- EXERCISE REQUIREMENTS
Please report how many lines in the following material hold the string "title", giving only the number.

- DATA RECORDS

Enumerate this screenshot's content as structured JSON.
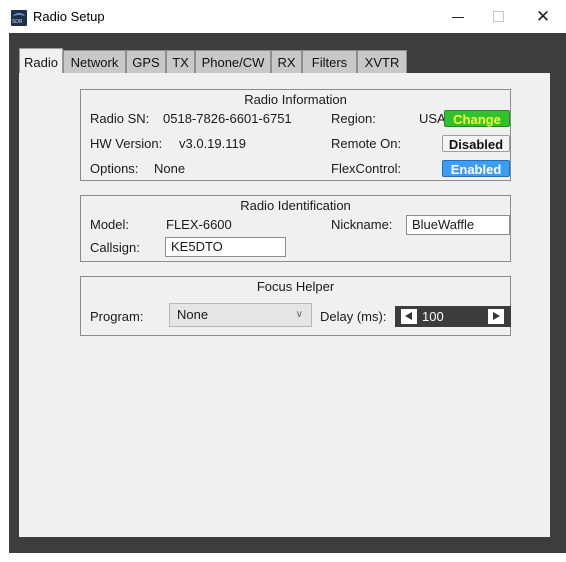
{
  "window": {
    "title": "Radio Setup",
    "icon": "sdr-app-icon",
    "icon_text": "SDR",
    "close_glyph": "✕"
  },
  "tabs": [
    {
      "label": "Radio",
      "active": true
    },
    {
      "label": "Network"
    },
    {
      "label": "GPS"
    },
    {
      "label": "TX"
    },
    {
      "label": "Phone/CW"
    },
    {
      "label": "RX"
    },
    {
      "label": "Filters"
    },
    {
      "label": "XVTR"
    }
  ],
  "radio_info": {
    "title": "Radio Information",
    "sn_label": "Radio SN:",
    "sn_value": "0518-7826-6601-6751",
    "region_label": "Region:",
    "region_value": "USA",
    "change_label": "Change",
    "hw_label": "HW Version:",
    "hw_value": "v3.0.19.119",
    "remote_label": "Remote On:",
    "remote_value": "Disabled",
    "options_label": "Options:",
    "options_value": "None",
    "flexcontrol_label": "FlexControl:",
    "flexcontrol_value": "Enabled"
  },
  "radio_id": {
    "title": "Radio Identification",
    "model_label": "Model:",
    "model_value": "FLEX-6600",
    "nickname_label": "Nickname:",
    "nickname_value": "BlueWaffle",
    "callsign_label": "Callsign:",
    "callsign_value": "KE5DTO"
  },
  "focus_helper": {
    "title": "Focus Helper",
    "program_label": "Program:",
    "program_value": "None",
    "delay_label": "Delay (ms):",
    "delay_value": "100"
  },
  "colors": {
    "change_bg": "#33bf2f",
    "change_text": "#f2ff3a",
    "enabled_bg": "#3d9df2",
    "frame": "#3d3d3d"
  }
}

- ANSWER FOR THE TASK
4